the Birthflower of March
"I wandered lonely as a cloud
That floats on high o'er vales and hills,
When all at once I saw a crowd,
A host, of golden daffodils;
Beside the lake, beneath the trees,
Fluttering and dancing in the breeze."
~ I Wandered Lonely As A Cloud, William Wordsworth, 1804
In some regional folklore, daffodils are considered lucky flowers. In particular, there’s a tradition that if you make the deliberate effort not to step on them and crush them, fortune will favor you with abundance. If you give someone a gift of daffodils, they’ll have good luck – but you must ensure to give an entire bunch because a single flower will draw penury and ill fortune. In parts of the British Isles, including Wales, if you’re the first in your neighborhood to spot the first daffodil of spring, you will see far more gold than silver over the coming year! 🌼
The Daffodil is the birth flower of March.
By designer Carol A.L. Martin, the colours are reminiscent of daffodils on a clear spring day.
From the designer's notes:
"The large yellow squares of yellow remind me of the trumpet of daffodils; the green is their leaves; the blue is the sky; the multiple lines overall remind me of how busy the spring can be in a garden."
The daffodil is also the national flower of Wales and is often worn on St. David's Day on March 1.
In Wales, daffodils are often pinned to lapels though prior to Victorian times, the leek (the other official symbol of Wales) was more common.

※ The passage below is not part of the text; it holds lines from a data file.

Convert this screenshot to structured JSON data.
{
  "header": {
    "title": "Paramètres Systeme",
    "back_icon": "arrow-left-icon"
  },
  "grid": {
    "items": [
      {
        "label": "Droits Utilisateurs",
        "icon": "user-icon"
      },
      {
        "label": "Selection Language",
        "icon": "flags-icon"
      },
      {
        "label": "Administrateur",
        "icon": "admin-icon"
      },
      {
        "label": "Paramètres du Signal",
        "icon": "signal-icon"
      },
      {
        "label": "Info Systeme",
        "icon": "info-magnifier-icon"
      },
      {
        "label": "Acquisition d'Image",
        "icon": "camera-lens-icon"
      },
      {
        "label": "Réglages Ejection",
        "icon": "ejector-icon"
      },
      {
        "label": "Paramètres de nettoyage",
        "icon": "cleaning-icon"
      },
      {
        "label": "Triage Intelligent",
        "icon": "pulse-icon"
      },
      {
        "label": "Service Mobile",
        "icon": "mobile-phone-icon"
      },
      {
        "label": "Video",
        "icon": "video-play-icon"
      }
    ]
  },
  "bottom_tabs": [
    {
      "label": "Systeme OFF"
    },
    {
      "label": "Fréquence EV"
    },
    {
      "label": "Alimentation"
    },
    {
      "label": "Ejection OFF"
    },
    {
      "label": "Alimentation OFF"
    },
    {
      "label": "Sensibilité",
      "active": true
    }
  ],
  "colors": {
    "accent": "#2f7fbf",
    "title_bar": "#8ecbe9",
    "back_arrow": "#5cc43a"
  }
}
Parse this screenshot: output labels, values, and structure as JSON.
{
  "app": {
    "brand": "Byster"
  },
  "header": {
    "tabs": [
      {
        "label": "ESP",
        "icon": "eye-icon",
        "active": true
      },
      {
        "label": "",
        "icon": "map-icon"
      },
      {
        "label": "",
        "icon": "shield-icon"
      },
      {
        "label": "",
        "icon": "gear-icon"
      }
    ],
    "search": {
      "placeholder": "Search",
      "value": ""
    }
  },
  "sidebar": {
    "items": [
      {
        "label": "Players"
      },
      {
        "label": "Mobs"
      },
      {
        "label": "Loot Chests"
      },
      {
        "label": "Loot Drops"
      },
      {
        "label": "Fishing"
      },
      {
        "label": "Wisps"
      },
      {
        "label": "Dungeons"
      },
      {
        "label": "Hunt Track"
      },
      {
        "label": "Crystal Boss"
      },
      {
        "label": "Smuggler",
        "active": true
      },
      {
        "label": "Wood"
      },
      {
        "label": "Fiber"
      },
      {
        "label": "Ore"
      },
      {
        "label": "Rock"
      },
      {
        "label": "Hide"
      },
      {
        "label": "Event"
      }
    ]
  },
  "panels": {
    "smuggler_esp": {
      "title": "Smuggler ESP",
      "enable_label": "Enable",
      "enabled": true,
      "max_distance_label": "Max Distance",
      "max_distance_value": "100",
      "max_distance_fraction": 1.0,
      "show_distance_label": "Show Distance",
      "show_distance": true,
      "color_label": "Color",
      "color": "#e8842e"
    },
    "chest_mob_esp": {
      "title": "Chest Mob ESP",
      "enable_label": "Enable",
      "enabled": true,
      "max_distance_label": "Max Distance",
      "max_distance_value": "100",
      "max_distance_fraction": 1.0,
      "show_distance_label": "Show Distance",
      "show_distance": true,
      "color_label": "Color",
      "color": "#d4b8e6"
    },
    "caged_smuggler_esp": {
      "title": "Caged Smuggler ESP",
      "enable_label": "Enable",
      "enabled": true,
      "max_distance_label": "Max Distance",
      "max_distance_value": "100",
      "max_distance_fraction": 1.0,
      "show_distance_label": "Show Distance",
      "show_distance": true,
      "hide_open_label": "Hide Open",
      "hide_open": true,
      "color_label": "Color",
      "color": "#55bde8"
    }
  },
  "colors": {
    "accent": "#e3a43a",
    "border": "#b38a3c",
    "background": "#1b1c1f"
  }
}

It is believed that the leek was not considered glamorous enough for all displays, and the daffodil, which flowers close to the holiday, became the floral replacement.
This idea was supposedly encouraged by David Lloyd-George, Britain's Welsh Prime Minister, though the story may be apocryphal.
And for more on the folklore, names, and traditions associated with the daffodil flower, click the daffodils.